It will come as no surprise that this week has been dominated by questions of “what if?” Our plans for maintaining educational services in the event of a COVID-19 shutdown are well advanced. If we are instructed to lock our doors, then pupils will have to rediscover their love of independent learning as we will move to a system of remote teaching and learning. Happily, technology means that we will be able to have contact during the period of lockdown and support will be on hand, particularly for those who face exams later in the year. Ultimately any system of remote schooling or distance learning relies on pupils to be motivated to learn. We have learned significant lessons from our colleagues in the Far East who have been locked out since 16th January and we know that there will be some teething problems and inevitable frustrations. But putting all of that aside the biggest challenge we face is that this style of study calls for pupils to engage fully with it. Lessons on-line call for clear focus and real commitment. Studying this way is far more difficult than sitting in a classroom. Our young people will have to be ready to tap into the excitement they felt when reading independently for the first time. They will have to use all the good habits of independent learners – self-monitoring, using scaffolding, being reflective, using feedback constructively to ensure that they make the most of this valuable time.

If we have to close, and that is a big if, our young people will have to work with both independence and enthusiasm. They will have to be ready to self-motivate and they will also have to demonstrate academic maturity. We cannot treat this as another holiday, we need to maintain as much study momentum as we are able. Perhaps variety is the key here. Some screen time, some time working on an exercise book or paper and other time spent reading would seem to me to be an ideal combination.

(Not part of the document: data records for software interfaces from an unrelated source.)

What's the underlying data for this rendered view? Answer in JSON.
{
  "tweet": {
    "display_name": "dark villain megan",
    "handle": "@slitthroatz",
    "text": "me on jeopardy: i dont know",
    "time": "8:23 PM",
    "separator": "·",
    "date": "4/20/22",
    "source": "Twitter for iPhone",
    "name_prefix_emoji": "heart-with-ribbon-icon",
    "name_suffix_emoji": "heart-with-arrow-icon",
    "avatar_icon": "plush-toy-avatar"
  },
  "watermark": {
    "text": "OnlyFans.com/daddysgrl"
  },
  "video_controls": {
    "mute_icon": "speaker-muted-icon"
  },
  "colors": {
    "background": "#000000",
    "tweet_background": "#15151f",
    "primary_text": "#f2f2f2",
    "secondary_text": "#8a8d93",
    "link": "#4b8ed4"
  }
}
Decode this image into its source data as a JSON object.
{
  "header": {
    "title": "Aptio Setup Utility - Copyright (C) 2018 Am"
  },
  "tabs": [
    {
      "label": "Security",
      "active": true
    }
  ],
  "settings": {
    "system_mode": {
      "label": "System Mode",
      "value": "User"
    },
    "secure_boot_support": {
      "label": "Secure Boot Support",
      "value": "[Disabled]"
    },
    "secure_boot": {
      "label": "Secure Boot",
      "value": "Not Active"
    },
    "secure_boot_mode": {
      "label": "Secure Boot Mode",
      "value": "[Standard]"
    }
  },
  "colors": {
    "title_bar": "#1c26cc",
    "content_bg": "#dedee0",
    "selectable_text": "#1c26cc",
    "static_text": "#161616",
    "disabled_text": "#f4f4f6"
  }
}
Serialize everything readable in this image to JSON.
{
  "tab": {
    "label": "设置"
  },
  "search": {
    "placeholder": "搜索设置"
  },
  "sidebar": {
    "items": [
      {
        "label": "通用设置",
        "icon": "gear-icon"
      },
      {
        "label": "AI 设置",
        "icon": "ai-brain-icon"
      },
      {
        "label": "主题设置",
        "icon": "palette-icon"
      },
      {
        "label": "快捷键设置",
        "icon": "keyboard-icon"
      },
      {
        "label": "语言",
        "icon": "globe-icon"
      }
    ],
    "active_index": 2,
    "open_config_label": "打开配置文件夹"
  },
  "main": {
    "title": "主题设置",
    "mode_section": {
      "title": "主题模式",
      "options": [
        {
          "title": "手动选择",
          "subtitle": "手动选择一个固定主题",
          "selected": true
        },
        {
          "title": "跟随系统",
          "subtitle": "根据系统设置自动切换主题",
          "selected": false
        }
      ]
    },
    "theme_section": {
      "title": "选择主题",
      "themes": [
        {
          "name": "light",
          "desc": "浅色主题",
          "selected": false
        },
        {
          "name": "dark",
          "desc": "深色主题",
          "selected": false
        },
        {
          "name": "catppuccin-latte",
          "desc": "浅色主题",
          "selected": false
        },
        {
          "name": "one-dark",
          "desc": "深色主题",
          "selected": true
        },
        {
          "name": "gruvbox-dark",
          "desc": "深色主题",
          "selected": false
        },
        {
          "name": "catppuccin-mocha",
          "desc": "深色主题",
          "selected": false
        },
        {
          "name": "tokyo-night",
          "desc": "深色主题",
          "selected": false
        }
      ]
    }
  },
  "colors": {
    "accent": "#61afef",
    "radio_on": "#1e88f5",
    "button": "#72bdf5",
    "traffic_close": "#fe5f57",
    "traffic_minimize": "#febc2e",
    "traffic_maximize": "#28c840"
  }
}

Whilst I sincerely hope that we remain open I would be interested to see just how independent our learners can be. I suspect I would end up impressed.

Nicholas Hammond